## Information supplied
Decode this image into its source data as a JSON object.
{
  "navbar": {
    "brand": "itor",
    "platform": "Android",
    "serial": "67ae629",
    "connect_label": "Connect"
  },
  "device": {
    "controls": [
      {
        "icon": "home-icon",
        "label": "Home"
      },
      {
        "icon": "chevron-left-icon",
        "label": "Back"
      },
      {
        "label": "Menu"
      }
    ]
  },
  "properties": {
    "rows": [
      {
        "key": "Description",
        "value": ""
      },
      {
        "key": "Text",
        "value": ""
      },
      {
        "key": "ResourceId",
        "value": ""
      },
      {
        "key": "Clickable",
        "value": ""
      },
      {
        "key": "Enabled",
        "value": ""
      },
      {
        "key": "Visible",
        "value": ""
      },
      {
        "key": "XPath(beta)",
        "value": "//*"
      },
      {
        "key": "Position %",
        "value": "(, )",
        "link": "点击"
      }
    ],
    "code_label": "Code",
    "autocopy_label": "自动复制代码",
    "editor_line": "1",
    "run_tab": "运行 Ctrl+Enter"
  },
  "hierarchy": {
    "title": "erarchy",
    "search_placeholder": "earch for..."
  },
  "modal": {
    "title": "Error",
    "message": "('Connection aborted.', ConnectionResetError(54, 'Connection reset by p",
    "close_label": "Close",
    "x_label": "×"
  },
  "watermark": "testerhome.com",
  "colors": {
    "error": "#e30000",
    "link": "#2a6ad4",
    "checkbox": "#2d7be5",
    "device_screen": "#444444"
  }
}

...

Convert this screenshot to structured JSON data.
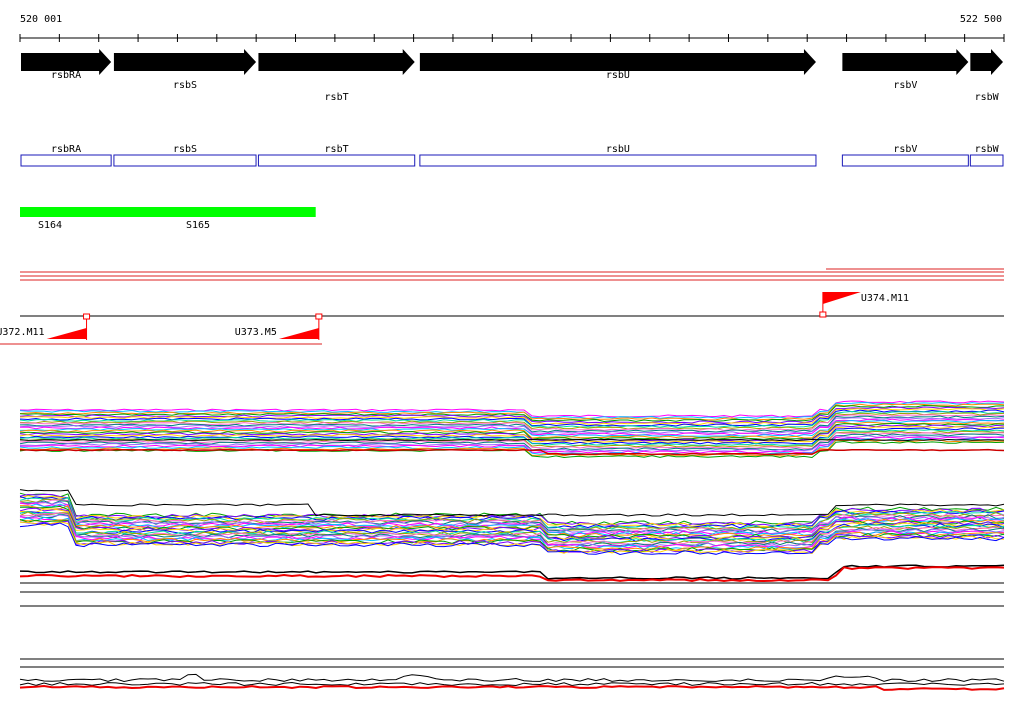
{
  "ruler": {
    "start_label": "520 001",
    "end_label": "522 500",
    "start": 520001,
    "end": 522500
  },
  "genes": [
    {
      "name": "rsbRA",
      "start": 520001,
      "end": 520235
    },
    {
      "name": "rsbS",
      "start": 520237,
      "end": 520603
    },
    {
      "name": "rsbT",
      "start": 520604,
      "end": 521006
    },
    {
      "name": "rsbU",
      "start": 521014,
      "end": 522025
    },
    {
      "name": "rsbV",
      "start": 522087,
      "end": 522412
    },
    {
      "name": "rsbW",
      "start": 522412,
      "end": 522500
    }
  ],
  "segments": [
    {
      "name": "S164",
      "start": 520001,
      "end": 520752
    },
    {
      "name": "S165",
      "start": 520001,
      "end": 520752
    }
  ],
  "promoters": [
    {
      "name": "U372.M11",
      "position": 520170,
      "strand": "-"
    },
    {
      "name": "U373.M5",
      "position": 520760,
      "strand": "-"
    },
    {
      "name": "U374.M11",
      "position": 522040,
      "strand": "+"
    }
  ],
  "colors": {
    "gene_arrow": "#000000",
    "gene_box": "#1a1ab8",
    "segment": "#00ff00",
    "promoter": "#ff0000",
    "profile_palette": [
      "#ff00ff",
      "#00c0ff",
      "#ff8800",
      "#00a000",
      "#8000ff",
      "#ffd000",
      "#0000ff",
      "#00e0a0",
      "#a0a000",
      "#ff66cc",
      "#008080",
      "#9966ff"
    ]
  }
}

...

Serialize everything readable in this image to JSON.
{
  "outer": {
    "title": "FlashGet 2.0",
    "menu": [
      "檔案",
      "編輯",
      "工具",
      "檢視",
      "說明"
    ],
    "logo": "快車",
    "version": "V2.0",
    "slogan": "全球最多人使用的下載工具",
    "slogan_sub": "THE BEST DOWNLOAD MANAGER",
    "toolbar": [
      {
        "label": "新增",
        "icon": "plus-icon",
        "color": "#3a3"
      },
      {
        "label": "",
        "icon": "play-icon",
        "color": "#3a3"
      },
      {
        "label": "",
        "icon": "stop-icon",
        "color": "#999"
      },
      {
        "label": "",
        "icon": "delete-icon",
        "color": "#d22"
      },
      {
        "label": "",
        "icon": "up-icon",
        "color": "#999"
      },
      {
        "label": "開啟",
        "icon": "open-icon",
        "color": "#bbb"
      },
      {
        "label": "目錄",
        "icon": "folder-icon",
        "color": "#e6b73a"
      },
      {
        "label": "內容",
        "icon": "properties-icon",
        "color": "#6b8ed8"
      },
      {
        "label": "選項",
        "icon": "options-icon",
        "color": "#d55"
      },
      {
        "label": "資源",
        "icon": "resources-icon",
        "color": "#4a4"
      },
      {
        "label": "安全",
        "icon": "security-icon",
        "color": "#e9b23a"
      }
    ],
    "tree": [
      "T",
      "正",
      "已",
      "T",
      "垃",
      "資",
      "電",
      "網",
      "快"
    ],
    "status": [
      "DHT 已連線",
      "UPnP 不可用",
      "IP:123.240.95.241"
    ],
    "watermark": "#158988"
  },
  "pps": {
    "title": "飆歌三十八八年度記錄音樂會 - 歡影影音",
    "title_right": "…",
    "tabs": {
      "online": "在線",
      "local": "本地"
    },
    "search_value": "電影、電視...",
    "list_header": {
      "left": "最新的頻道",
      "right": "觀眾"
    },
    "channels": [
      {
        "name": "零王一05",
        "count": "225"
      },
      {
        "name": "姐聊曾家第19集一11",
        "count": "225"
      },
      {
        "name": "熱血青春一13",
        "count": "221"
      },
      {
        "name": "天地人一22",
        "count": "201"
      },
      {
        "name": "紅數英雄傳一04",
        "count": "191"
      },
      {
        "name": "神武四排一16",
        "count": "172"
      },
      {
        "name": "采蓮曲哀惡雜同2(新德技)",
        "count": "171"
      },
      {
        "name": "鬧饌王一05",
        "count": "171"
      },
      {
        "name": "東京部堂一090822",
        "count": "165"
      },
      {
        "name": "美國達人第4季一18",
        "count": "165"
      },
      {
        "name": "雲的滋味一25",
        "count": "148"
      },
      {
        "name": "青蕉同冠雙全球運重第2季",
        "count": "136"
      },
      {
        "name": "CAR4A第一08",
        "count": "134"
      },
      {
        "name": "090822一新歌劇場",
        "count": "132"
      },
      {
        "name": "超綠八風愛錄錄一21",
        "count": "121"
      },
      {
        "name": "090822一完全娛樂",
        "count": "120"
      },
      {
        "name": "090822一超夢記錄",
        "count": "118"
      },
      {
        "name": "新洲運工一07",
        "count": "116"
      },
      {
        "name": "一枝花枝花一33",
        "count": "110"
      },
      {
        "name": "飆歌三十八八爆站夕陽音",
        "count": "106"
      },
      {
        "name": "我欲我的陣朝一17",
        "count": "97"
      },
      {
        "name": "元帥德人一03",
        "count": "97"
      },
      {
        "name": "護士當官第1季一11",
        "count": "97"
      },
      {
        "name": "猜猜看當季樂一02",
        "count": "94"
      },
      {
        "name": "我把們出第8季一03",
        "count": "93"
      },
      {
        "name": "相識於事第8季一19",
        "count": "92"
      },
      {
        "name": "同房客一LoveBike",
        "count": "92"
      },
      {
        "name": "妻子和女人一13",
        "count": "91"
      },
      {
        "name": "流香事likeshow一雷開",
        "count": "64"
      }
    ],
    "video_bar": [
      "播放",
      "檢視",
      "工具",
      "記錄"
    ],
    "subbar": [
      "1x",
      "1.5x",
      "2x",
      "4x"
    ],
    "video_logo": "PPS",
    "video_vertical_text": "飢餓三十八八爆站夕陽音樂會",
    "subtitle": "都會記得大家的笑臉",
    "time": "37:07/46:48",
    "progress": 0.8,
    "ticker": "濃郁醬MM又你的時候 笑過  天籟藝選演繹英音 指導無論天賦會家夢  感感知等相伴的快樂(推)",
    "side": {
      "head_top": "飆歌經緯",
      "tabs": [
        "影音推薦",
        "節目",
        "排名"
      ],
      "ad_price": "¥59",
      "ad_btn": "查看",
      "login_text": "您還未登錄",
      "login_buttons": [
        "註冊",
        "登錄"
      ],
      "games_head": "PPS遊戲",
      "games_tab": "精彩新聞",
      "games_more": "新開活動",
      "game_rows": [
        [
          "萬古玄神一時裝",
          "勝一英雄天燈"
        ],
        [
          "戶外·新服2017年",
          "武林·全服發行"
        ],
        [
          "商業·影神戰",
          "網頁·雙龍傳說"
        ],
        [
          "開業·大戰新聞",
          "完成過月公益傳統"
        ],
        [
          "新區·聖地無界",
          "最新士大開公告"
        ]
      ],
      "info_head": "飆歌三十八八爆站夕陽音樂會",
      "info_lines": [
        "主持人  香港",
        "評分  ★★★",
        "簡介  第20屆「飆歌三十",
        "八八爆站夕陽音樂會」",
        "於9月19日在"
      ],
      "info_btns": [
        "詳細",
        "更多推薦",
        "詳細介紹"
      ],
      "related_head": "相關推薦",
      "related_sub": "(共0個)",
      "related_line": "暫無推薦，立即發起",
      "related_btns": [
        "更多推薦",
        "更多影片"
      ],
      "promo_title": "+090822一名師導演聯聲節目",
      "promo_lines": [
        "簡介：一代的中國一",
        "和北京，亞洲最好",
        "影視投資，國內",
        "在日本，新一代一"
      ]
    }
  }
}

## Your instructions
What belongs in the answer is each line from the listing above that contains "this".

## Exercise answer
Decode this image into its source data as a JSON object.
Convert this screenshot to structured JSON data.
Serialize everything readable in this image to JSON.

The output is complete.